A lottery is an activity in which numbers are drawn at random for a prize. Some governments outlaw it, while others endorse it and organize state or national lotteries. In many cases, winning the lottery requires patience and persistence. The odds of winning are long, but if you can learn to play smart, you might be able to win big!

The first recorded signs of a lottery date back to the Han dynasty in China between 205 and 187 BC. The game was popular with the people and helped to fund public projects like walls and town fortifications. It was also used to raise money for the poor. The idea of using a lottery to fund the state’s social safety net grew in popularity during the immediate post-World War II period when states were looking to expand their array of services without increasing onerous taxes on the middle class and working classes.

In order to have a lottery, it must be fair to all participants and must comply with the law. Ideally, the lottery should have few large prizes and a good balance between those with the highest chance of winning and those with lower chances. It is also important to have some form of auditing. The goal of the audit is to ensure that the lottery has been conducted in a fair manner. The lottery organizer must be able to demonstrate that the prizes have been allocated according to a set of rules.

While it is true that the odds of winning a lottery are very low, some people have irrational gambling habits. This is particularly true when playing the large jackpot games, where the payout is potentially enormous. The best way to avoid irrational gambling behavior is to limit the amount of time you spend playing the lottery and only spend the money you can afford to lose.

It is also helpful to research the different lottery strategies that are available. For example, some experts recommend buying more tickets to increase your chances of winning. This can be done by joining a lottery syndicate, where you will share the cost of purchasing the tickets with your friends or colleagues. This can be a great way to have fun while increasing your odds of winning the lottery.

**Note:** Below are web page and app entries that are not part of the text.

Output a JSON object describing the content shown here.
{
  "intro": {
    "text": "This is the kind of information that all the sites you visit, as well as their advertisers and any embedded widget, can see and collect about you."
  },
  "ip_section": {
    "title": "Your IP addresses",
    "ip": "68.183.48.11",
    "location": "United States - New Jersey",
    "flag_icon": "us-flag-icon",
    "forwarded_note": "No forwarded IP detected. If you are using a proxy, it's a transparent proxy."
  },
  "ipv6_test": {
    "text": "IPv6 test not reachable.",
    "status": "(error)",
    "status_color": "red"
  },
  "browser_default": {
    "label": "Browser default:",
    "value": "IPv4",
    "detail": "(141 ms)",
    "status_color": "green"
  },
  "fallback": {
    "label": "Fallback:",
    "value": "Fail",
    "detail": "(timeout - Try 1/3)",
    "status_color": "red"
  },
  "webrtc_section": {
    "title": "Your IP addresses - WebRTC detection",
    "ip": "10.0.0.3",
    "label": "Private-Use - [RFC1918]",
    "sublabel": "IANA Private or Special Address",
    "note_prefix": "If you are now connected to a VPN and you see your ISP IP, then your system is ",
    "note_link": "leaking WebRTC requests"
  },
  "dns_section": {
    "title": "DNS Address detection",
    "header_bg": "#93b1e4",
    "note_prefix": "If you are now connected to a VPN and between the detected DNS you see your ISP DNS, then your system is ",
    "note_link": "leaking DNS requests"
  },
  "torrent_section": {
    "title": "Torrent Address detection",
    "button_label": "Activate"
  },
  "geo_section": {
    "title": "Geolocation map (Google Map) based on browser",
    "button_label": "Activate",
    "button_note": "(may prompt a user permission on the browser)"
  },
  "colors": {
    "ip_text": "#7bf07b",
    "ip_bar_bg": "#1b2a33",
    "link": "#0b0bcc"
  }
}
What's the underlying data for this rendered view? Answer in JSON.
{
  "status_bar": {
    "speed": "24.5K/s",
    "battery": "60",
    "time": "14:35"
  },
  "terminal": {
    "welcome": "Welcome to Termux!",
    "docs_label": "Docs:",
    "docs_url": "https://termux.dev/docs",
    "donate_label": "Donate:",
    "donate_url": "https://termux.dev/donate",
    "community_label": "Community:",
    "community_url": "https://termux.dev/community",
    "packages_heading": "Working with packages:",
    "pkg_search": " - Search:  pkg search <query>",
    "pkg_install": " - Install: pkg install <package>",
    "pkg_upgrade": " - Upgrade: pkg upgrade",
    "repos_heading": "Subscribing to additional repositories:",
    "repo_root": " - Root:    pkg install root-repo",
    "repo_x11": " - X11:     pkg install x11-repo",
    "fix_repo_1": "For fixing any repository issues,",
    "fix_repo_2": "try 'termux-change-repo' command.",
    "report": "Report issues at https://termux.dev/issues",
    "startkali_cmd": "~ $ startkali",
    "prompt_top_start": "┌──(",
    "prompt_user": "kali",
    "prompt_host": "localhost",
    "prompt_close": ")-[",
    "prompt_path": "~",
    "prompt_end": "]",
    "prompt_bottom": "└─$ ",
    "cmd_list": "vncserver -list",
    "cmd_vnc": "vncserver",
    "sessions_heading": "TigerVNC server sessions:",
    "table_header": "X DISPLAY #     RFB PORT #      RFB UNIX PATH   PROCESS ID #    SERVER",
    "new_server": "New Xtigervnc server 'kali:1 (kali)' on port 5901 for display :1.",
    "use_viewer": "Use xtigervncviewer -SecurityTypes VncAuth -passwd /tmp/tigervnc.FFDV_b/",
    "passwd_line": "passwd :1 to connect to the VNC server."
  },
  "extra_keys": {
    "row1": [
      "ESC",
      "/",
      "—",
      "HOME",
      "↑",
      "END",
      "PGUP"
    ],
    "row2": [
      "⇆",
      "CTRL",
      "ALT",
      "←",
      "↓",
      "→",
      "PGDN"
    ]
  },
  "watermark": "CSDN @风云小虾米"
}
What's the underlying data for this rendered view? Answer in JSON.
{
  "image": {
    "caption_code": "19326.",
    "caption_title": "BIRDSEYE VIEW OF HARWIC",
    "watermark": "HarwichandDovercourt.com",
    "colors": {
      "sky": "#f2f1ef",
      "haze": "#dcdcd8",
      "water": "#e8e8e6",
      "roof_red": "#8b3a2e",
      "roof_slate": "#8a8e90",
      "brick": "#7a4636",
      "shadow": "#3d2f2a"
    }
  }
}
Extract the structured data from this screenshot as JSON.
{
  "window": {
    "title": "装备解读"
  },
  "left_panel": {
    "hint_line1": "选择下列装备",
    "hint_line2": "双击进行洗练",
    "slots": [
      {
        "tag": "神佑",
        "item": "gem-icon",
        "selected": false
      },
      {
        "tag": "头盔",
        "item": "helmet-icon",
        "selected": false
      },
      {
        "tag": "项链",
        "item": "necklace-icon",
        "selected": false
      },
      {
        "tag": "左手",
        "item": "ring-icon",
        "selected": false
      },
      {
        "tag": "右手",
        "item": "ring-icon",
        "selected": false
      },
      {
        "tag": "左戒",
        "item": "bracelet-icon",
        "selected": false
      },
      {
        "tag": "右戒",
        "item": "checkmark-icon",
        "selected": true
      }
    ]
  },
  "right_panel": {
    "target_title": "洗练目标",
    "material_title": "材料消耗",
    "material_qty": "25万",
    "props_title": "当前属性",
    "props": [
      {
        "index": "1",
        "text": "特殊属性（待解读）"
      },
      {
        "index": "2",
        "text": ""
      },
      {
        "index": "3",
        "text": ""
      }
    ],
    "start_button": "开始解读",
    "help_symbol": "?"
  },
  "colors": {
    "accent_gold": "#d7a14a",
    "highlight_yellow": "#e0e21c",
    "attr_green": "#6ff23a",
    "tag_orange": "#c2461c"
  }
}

Another strategy is to try and predict the winning numbers by studying past results. You can find this information online or through a newspaper or magazine. For example, you can look at the percentage of winners who chose certain numbers or by studying the number patterns that appear on the lottery ticket. Often, these patterns are not obvious, but you can see them if you study the data carefully enough. For example, you can find out that the most common number picked by players is their birthday or a personal identifier such as their home address or social security number. This is because these numbers have specific patterns that are more likely to repeat themselves in the lottery data.